In the animal rescue community, springtime is also known as “baby season.”
As flowers bloom and temperatures rise, infant kittens flood shelters while baby squirrels, raccoons and bunnies pour into wildlife rescues. Good Samaritans often bring in these animals, believing they have rescued them. But it’s important to carefully evaluate the situation before deeming a kitten abandoned or orphaned.
Infant animals require round-the-clock care and frequent bottle-feeding, resources that some shelters, sadly, do not have. Even when a shelter has the capacity to take care of bottle babies, their chance of survival is best when they are nursed and cared for by their mothers.
The best place for a baby animal is almost always with the mother. It’s worth taking the following steps to make sure you’re really helping and not accidentally kidnapping a kitten while Momma Cat is moving her litter.
Assess the Situation
So you’ve happened upon a litter of lonely kittens.
First, determine whether they really need help. Are the kittens clean and sleeping soundly? If so, it’s unlikely they’ve been abandoned or alone for long. Momma Cat might have been scared off by you and is watching from a distance or is on a hunting trip.

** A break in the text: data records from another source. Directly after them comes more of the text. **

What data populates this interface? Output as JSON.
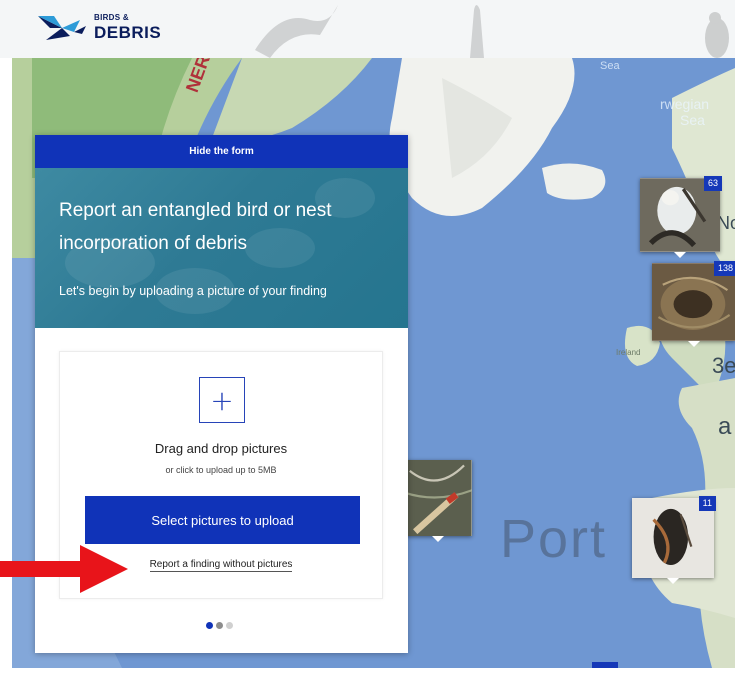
{
  "header": {
    "logo_small": "BIRDS &",
    "logo_big": "DEBRIS"
  },
  "map": {
    "labels": {
      "sea_top": "Sea",
      "norwegian_1": "rwegian",
      "norwegian_2": "Sea",
      "ireland": "Ireland",
      "portugal_fragment": "Port",
      "be_fragment": "3e",
      "a_fragment": "a",
      "no_fragment": "No",
      "left_fragment": "NERIC"
    },
    "markers": [
      {
        "badge": "63",
        "subject": "gannet-with-debris"
      },
      {
        "badge": "138",
        "subject": "nest-with-debris"
      },
      {
        "badge": "",
        "subject": "nest-material-closeup"
      },
      {
        "badge": "11",
        "subject": "dead-bird-entangled"
      }
    ]
  },
  "form": {
    "hide_label": "Hide the form",
    "title": "Report an entangled bird or nest incorporation of debris",
    "subtitle": "Let's begin by uploading a picture of your finding",
    "drop_title": "Drag and drop pictures",
    "drop_sub": "or click to upload up to 5MB",
    "select_button": "Select pictures to upload",
    "no_picture_link": "Report a finding without pictures",
    "plus_symbol": "+",
    "steps": {
      "total": 3,
      "active": 1
    }
  },
  "colors": {
    "brand_blue": "#1033b8",
    "hero_teal": "#2e7a94",
    "ocean": "#6f97d2",
    "arrow_red": "#e8141a"
  }
}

If the kittens are not in imminent danger, try observing them from a distance for a couple hours to see if Momma Cat comes back. If you’re worried about them being cold, place a bottle of very warm water next to them. Contrary to popular belief, most animal parents will not reject their young if they were touched by humans.
If Momma Cat comes back and you see her take a kitten and run off with it, she’s moving the litter to a new location kitten by kitten. Try not to interfere. You can come back in a little while to make sure she got all the kittens.
If the Kittens Need Help
Kittens should only be removed from their nest if there is imminent danger or you’ve followed the advice in step 1 and Momma Cat hasn’t shown up after several hours.
If you find a single kitten on it’s own, it will likely need to be rescued — but observe it for a little while to make sure Momma Cat isn’t moving the litter and coming back for the last one.
Care for the Rescued Kittens
Once you remove kittens from their nest, they’ll likely need urgent care.
Call your local shelter to see if it can take the kittens in. Some shelters have bottle baby units in the spring or great foster networks with experienced bottle baby caretakers. If not, perhaps the shelter can refer you to someone who can help. If a foster parent is available to take over, keep the kittens warm until you arrive at the shelter.
Is the shelter is closed when you find the kittens, you must administer initial care. Depending on their age, kittens cannot produce their own body heat, so they need to be placed on a heating pad, set to low and covered by a towel, and they must be able to crawl off of it.
Don’t use chemical flea medications on these kittens or dunk them in water. The best way to clean them initially is by stroking them with a warm, damp towel.
Don’t feed kittens milk — instead, they need to be fed a kitten replacement formula, which you can find in pet stores and most grocery stores, every few hours. Also, for the first several weeks of life, kittens can’t eliminate on their own — you’ll need to stimulate them gently with a cotton ball so they can pass urine or feces.
After a hissy start, these feral kittens learn to trust this human:
If Momma Cat Returns
Good news! Momma Cat came back while you were observing the kittens from a distance.
If she’s friendly and allows you to approach her, you may be able to rescue her and her litter together. If she runs away from you or seems feral but the kittens seem healthy, don’t interfere.
You can still help the family by putting out dry kitten food and water for Momma Cat. As she nurses, she requires more calories than regular cat food provides. By the time the kittens are 6 weeks old, they can eat solid food. At this time, they can potentially be trapped, socialized and spayed or neutered, and then adopted.
Once each kitten weighs 2 pounds, the entire family — including Momma Cat — should be spayed or neutered, and then either released or adopted.